◆ Input data
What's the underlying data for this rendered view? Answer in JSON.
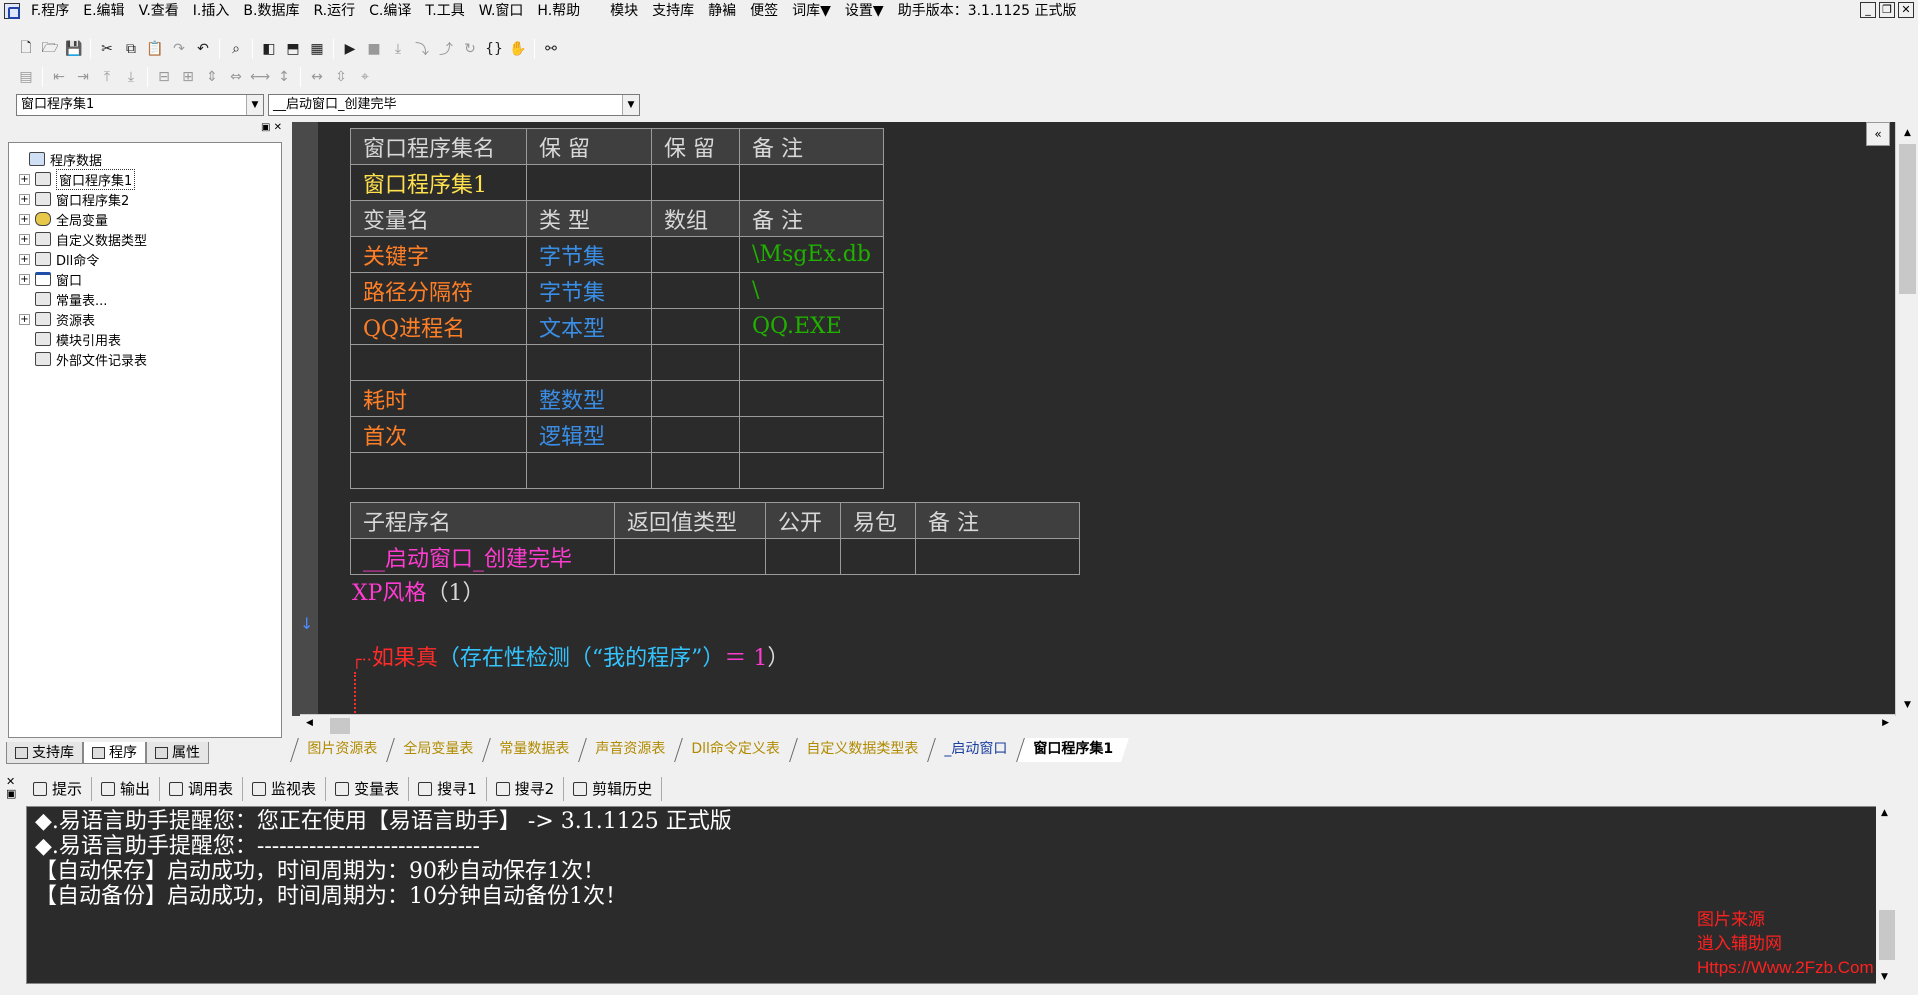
{
  "menu": {
    "items": [
      "F.程序",
      "E.编辑",
      "V.查看",
      "I.插入",
      "B.数据库",
      "R.运行",
      "C.编译",
      "T.工具",
      "W.窗口",
      "H.帮助"
    ],
    "extra_items": [
      "模块",
      "支持库",
      "静褊",
      "便签",
      "词库▼",
      "设置▼"
    ],
    "version_label": "助手版本：3.1.1125 正式版"
  },
  "combos": {
    "assembly": "窗口程序集1",
    "subroutine": "__启动窗口_创建完毕"
  },
  "tree": {
    "items": [
      {
        "label": "程序数据",
        "expand": "",
        "icon": "database-icon"
      },
      {
        "label": "窗口程序集1",
        "expand": "+",
        "icon": "layers-icon"
      },
      {
        "label": "窗口程序集2",
        "expand": "+",
        "icon": "layers-icon"
      },
      {
        "label": "全局变量",
        "expand": "+",
        "icon": "coin-icon"
      },
      {
        "label": "自定义数据类型",
        "expand": "+",
        "icon": "types-icon"
      },
      {
        "label": "Dll命令",
        "expand": "+",
        "icon": "dll-icon"
      },
      {
        "label": "窗口",
        "expand": "+",
        "icon": "window-icon"
      },
      {
        "label": "常量表...",
        "expand": "",
        "icon": "constants-icon"
      },
      {
        "label": "资源表",
        "expand": "+",
        "icon": "resources-icon"
      },
      {
        "label": "模块引用表",
        "expand": "",
        "icon": "module-icon"
      },
      {
        "label": "外部文件记录表",
        "expand": "",
        "icon": "file-icon"
      }
    ]
  },
  "left_tabs": [
    "支持库",
    "程序",
    "属性"
  ],
  "assembly_table": {
    "header": [
      "窗口程序集名",
      "保 留",
      "保 留",
      "备 注"
    ],
    "row": [
      "窗口程序集1",
      "",
      "",
      ""
    ],
    "var_header": [
      "变量名",
      "类 型",
      "数组",
      "备 注"
    ],
    "vars": [
      [
        "关键字",
        "字节集",
        "",
        "\\MsgEx.db"
      ],
      [
        "路径分隔符",
        "字节集",
        "",
        "\\"
      ],
      [
        "QQ进程名",
        "文本型",
        "",
        "QQ.EXE"
      ],
      [
        "",
        "",
        "",
        ""
      ],
      [
        "耗时",
        "整数型",
        "",
        ""
      ],
      [
        "首次",
        "逻辑型",
        "",
        ""
      ],
      [
        "",
        "",
        "",
        ""
      ]
    ]
  },
  "sub_table": {
    "header": [
      "子程序名",
      "返回值类型",
      "公开",
      "易包",
      "备 注"
    ],
    "row": [
      "__启动窗口_创建完毕",
      "",
      "",
      "",
      ""
    ]
  },
  "code": {
    "line1_fn": "XP风格",
    "line1_arg": "（1）",
    "line2_kw": "如果真",
    "line2_paren_open": "（",
    "line2_fn": "存在性检测",
    "line2_str": "（“我的程序”）",
    "line2_eq": "＝ 1",
    "line2_paren_close": "）"
  },
  "editor_tabs": [
    "图片资源表",
    "全局变量表",
    "常量数据表",
    "声音资源表",
    "Dll命令定义表",
    "自定义数据类型表",
    "_启动窗口",
    "窗口程序集1"
  ],
  "bottom_tabs": [
    "提示",
    "输出",
    "调用表",
    "监视表",
    "变量表",
    "搜寻1",
    "搜寻2",
    "剪辑历史"
  ],
  "output": {
    "lines": [
      "◆.易语言助手提醒您：您正在使用【易语言助手】 ->  3.1.1125 正式版",
      "◆.易语言助手提醒您：------------------------------",
      "【自动保存】启动成功，时间周期为：90秒自动保存1次！",
      "【自动备份】启动成功，时间周期为：10分钟自动备份1次！"
    ]
  },
  "watermark": {
    "line1": "图片来源",
    "line2": "逍入辅助网",
    "line3": "Https://Www.2Fzb.Com"
  },
  "colors": {
    "editor_bg": "#2b2b2b",
    "variable_name": "#ff7f27",
    "type_name": "#3a8ee6",
    "comment": "#20b000",
    "assembly_name": "#ffe14d",
    "sub_name": "#ff3bd2"
  }
}
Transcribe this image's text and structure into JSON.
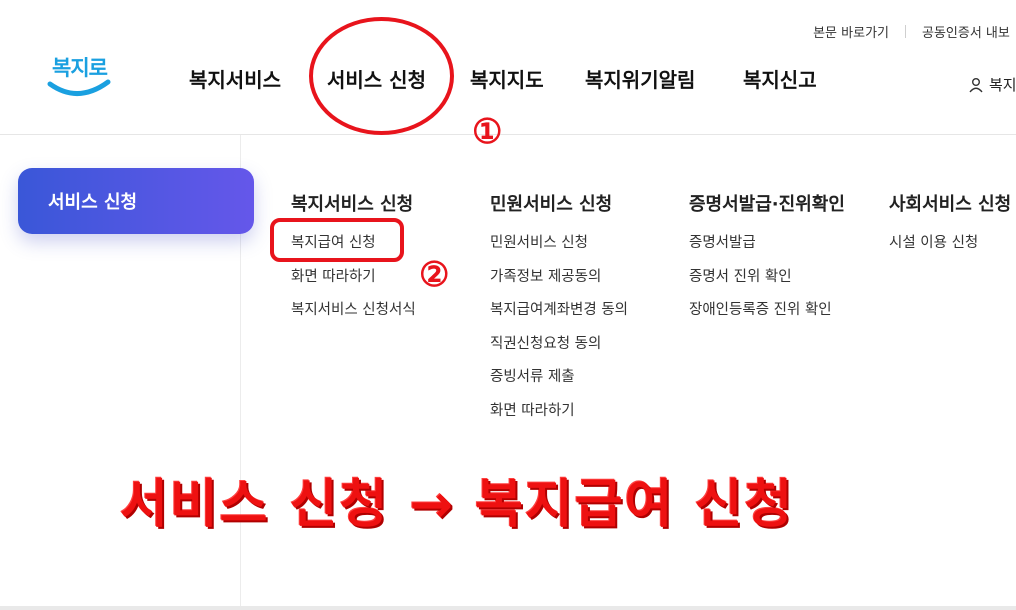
{
  "utility": {
    "skip_link": "본문 바로가기",
    "cert_export": "공동인증서 내보"
  },
  "logo": {
    "text": "복지로"
  },
  "gnb": {
    "items": [
      "복지서비스",
      "서비스 신청",
      "복지지도",
      "복지위기알림",
      "복지신고"
    ]
  },
  "user": {
    "label": "복지"
  },
  "side": {
    "active_label": "서비스 신청"
  },
  "columns": [
    {
      "title": "복지서비스 신청",
      "links": [
        "복지급여 신청",
        "화면 따라하기",
        "복지서비스 신청서식"
      ]
    },
    {
      "title": "민원서비스 신청",
      "links": [
        "민원서비스 신청",
        "가족정보 제공동의",
        "복지급여계좌변경 동의",
        "직권신청요청 동의",
        "증빙서류 제출",
        "화면 따라하기"
      ]
    },
    {
      "title": "증명서발급·진위확인",
      "links": [
        "증명서발급",
        "증명서 진위 확인",
        "장애인등록증 진위 확인"
      ]
    },
    {
      "title": "사회서비스 신청",
      "links": [
        "시설 이용 신청"
      ]
    }
  ],
  "annotations": {
    "step1": "①",
    "step2": "②",
    "banner": "서비스 신청 → 복지급여 신청",
    "color": "#e8141c"
  },
  "colors": {
    "accent_start": "#3a57d8",
    "accent_end": "#6557ea",
    "logo": "#1aa0e0"
  }
}
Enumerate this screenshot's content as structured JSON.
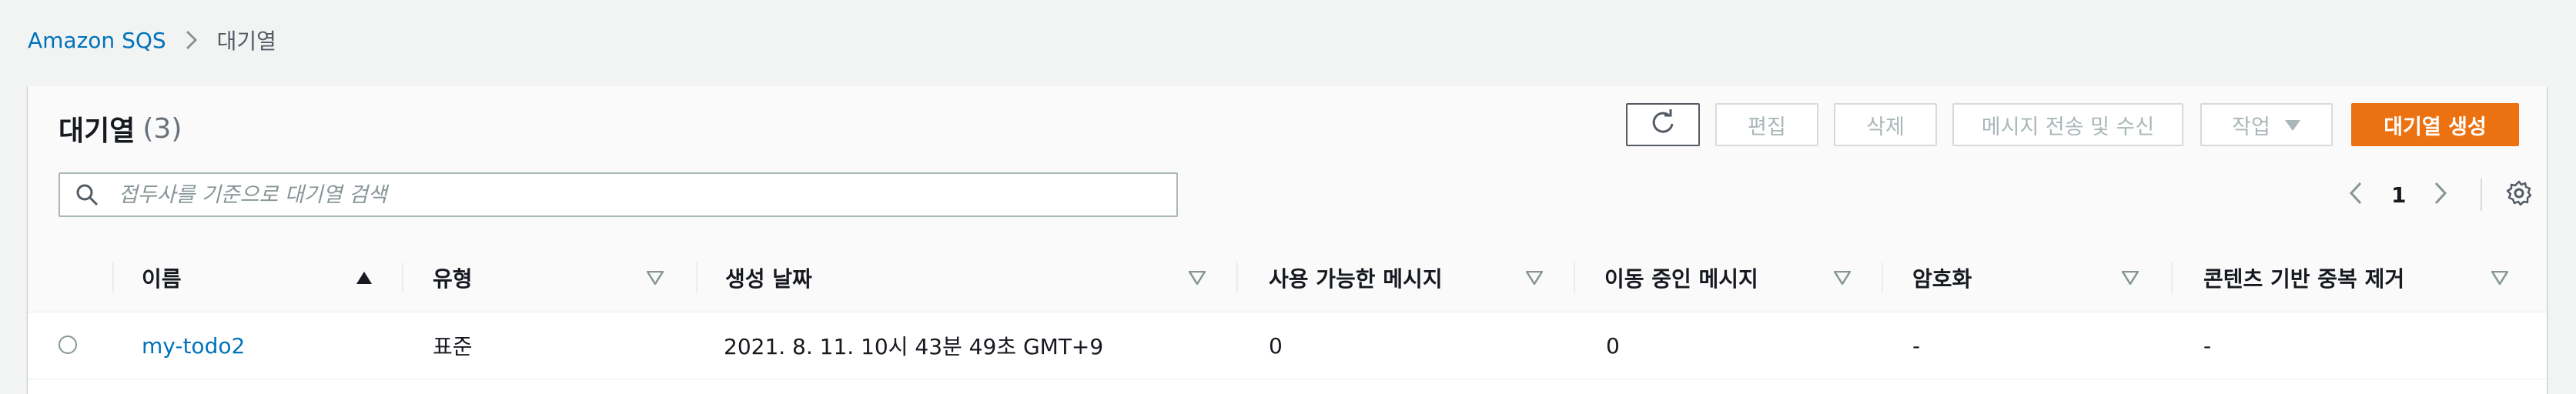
{
  "breadcrumb": {
    "items": [
      "Amazon SQS",
      "대기열"
    ]
  },
  "panel": {
    "title": "대기열",
    "count": "(3)"
  },
  "toolbar": {
    "refresh_icon": "refresh-icon",
    "edit_label": "편집",
    "delete_label": "삭제",
    "send_receive_label": "메시지 전송 및 수신",
    "actions_label": "작업",
    "create_label": "대기열 생성"
  },
  "search": {
    "placeholder": "접두사를 기준으로 대기열 검색",
    "value": ""
  },
  "pagination": {
    "current_page": "1"
  },
  "table": {
    "columns": [
      "이름",
      "유형",
      "생성 날짜",
      "사용 가능한 메시지",
      "이동 중인 메시지",
      "암호화",
      "콘텐츠 기반 중복 제거"
    ],
    "sorted_column": "이름",
    "sort_direction": "ascending",
    "rows": [
      {
        "name": "my-todo2",
        "type": "표준",
        "created": "2021. 8. 11. 10시 43분 49초 GMT+9",
        "available": "0",
        "in_flight": "0",
        "encryption": "-",
        "dedup": "-"
      }
    ]
  },
  "colors": {
    "accent": "#ec7211",
    "link": "#0073bb"
  }
}
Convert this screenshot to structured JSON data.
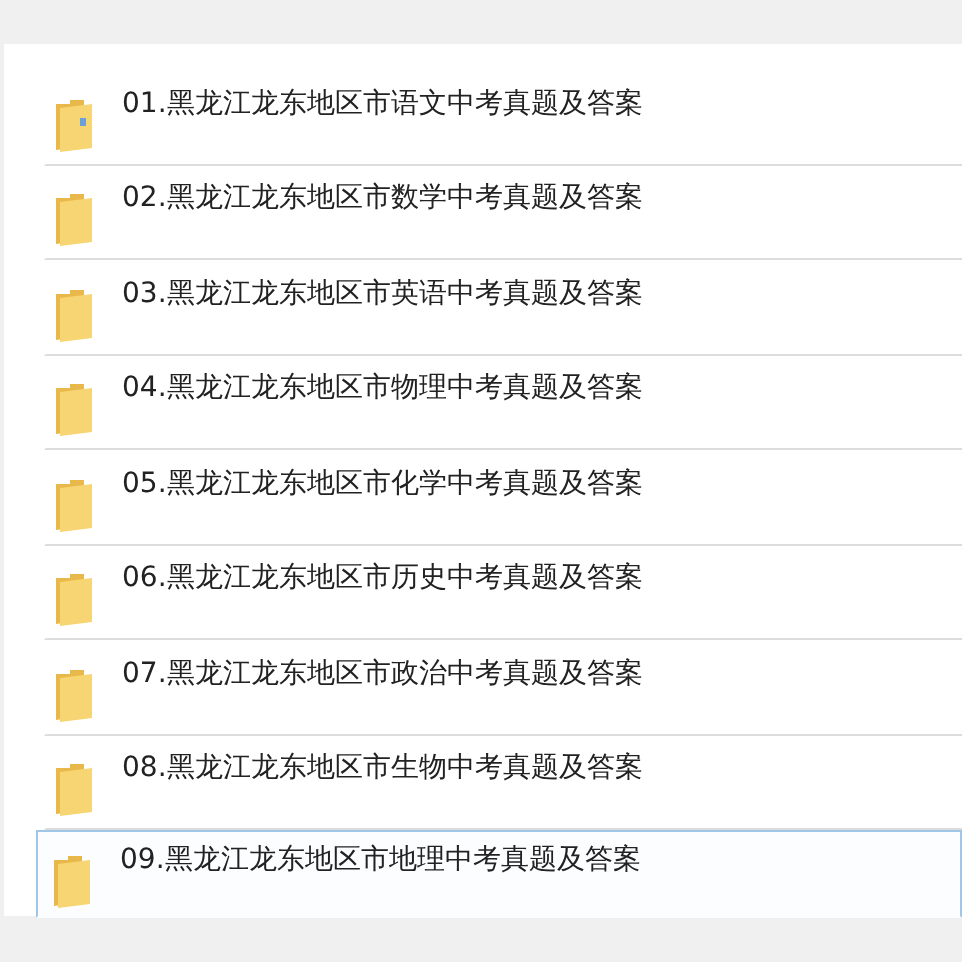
{
  "folders": [
    {
      "name": "01.黑龙江龙东地区市语文中考真题及答案",
      "kind": "folder-with-file",
      "selected": false
    },
    {
      "name": "02.黑龙江龙东地区市数学中考真题及答案",
      "kind": "folder",
      "selected": false
    },
    {
      "name": "03.黑龙江龙东地区市英语中考真题及答案",
      "kind": "folder",
      "selected": false
    },
    {
      "name": "04.黑龙江龙东地区市物理中考真题及答案",
      "kind": "folder",
      "selected": false
    },
    {
      "name": "05.黑龙江龙东地区市化学中考真题及答案",
      "kind": "folder",
      "selected": false
    },
    {
      "name": "06.黑龙江龙东地区市历史中考真题及答案",
      "kind": "folder",
      "selected": false
    },
    {
      "name": "07.黑龙江龙东地区市政治中考真题及答案",
      "kind": "folder",
      "selected": false
    },
    {
      "name": "08.黑龙江龙东地区市生物中考真题及答案",
      "kind": "folder",
      "selected": false
    },
    {
      "name": "09.黑龙江龙东地区市地理中考真题及答案",
      "kind": "folder",
      "selected": true
    }
  ]
}
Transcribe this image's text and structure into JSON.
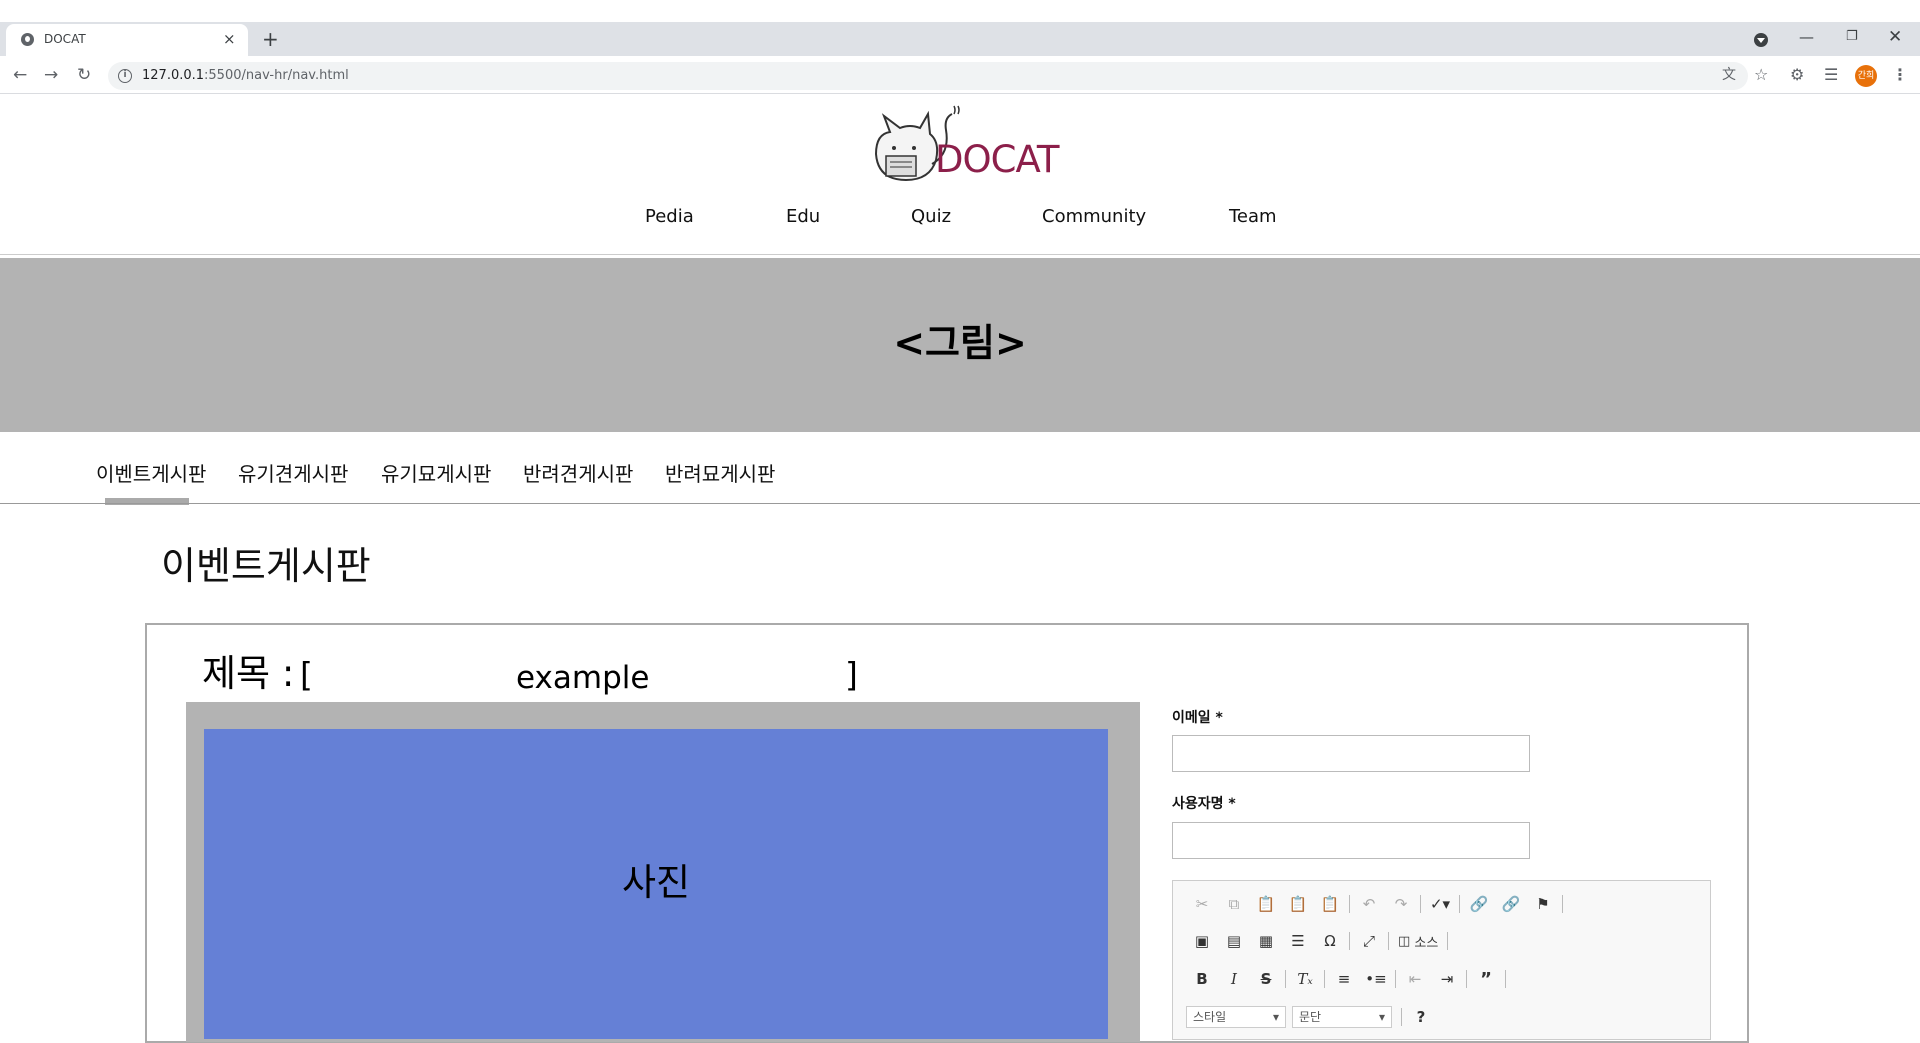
{
  "browser": {
    "tab_title": "DOCAT",
    "tab_close": "×",
    "new_tab": "+",
    "url_host": "127.0.0.1",
    "url_rest": ":5500/nav-hr/nav.html",
    "avatar_text": "간희",
    "icons": [
      "back-arrow-icon",
      "forward-arrow-icon",
      "reload-icon",
      "info-icon",
      "translate-icon",
      "star-icon",
      "extensions-icon",
      "media-icon",
      "menu-icon",
      "minimize-icon",
      "maximize-icon",
      "close-icon"
    ]
  },
  "site": {
    "logo_text": "DOCAT",
    "nav": [
      "Pedia",
      "Edu",
      "Quiz",
      "Community",
      "Team"
    ],
    "banner": "<그림>",
    "subtabs": [
      "이벤트게시판",
      "유기견게시판",
      "유기묘게시판",
      "반려견게시판",
      "반려묘게시판"
    ],
    "page_title": "이벤트게시판"
  },
  "post": {
    "title_label": "제목 :",
    "title_open": "[",
    "title_value": "example",
    "title_close": "]",
    "photo_label": "사진"
  },
  "form": {
    "email_label": "이메일 *",
    "username_label": "사용자명 *"
  },
  "editor": {
    "source_label": "소스",
    "style_combo": "스타일",
    "format_combo": "문단",
    "help": "?"
  },
  "colors": {
    "banner": "#b3b3b3",
    "photo": "#6580d6",
    "logo": "#8c1f4a"
  }
}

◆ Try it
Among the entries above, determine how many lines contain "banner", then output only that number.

◆ Expected output
3